“I know my own doctors said that reading the memoir was of help to them in terms of how they approach patients. They said it gave them insight into the patient experience. I think the arts can help inform what doctors do in that sense.”
You can buy my memoir and my poetry collection here for only €8, including free shipping to anywhere in the world. And the guide to Dublin I edited with Katherine Farmar is now only €5! Don’t miss out on this opportunity – if you don’t buy my books I’ll have to burn them, and book-burning is a sin! All copies are signed – once I make it big, they’ll be worth millions!
Had a fun experience the other week, got my acting on to do a little interview for this shortfilm about donating blood and where donated blood ends up (in me – as the case may be!). It’s a little promo for the Irish Blood Transfusion Service, filmed by some Masters students at Independent Colleges in Dublin. Look – it’s me standing on a bridge in the sun! And getting on the Luas, which in real life I never get anywhere at all! That’s the magic of the movies for you.
Then, in some wild act of folly, last September I decided to start studying a one-year full-time Masters in Popular Literature at Trinity College. I am enjoying the course – we get to read porn and comics! – and I do like moving between the two worlds of work and study. But it takes time for extracurricular activities – i.e. updating this site and continuing my own projects – greedily away.
Since September, I have been working in my dad’s accountancy practice, and it has been a most interesting experience. Interesting, in the sense that there has been literally nothing about the experience that I haven’t hated. I’ve gained a new and vivid understanding of why office workers look forward to the weekend with such unnatural fervour. Not even at the height of Leaving Cert. hell did I anticipate Friday-evening-home-time with such utter desperation as I have these past weeks.

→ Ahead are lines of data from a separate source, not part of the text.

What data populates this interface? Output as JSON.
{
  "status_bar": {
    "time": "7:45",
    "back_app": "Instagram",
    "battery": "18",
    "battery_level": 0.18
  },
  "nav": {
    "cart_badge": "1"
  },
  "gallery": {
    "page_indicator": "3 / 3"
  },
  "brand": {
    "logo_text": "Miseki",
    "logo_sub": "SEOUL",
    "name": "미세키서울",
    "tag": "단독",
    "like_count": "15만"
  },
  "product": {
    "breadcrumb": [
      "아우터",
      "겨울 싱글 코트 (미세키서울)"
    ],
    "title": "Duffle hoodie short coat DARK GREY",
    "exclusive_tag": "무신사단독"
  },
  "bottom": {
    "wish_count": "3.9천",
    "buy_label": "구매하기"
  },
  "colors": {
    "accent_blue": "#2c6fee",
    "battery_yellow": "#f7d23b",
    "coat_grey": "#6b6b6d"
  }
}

Now, I’m about as far away from a TV snob as you can get. But anyone who can gawk at the box at 7am while they’re preparing to go to work needs to be in therapy. I mean, seriously. I watch TV to relax. It’s that or pot. Sharing glances between Ireland AM and the spoon in my hand bearing Bran Flakes, while I scald my throat with coffee that hasn’t managed to cool despite my adding milk, and attempting to not strangle myself while navigating my tie around my neck, is not my idea of a leisurely morning. Yet there they are – TV3’s Ireland AM, C4’s RI:SE, UTV’s GMTV, BBC’s Breakfast, and more. They must have an audience, or else they wouldn’t be aired, right? But I can’t figure out who or where this audience is.
One particularly highly strung day, Sinead informed me at the outset of our session that she had consumed an entire litre bottle of Coke at lunch break. The ensuing hyperactive hi-jinx confirmed her sugar overdose, as she proceeded to crumple up sheets of blank paper, dip them in water, and throw them at me. Later, she took a paint brush from her pencil case and used it to ‘paint’ water from her drinking glass all over her trousers. She then wondered if she should put glue in her hair, and I said: ‘Most people wouldn’t even have to ask themselves that question.’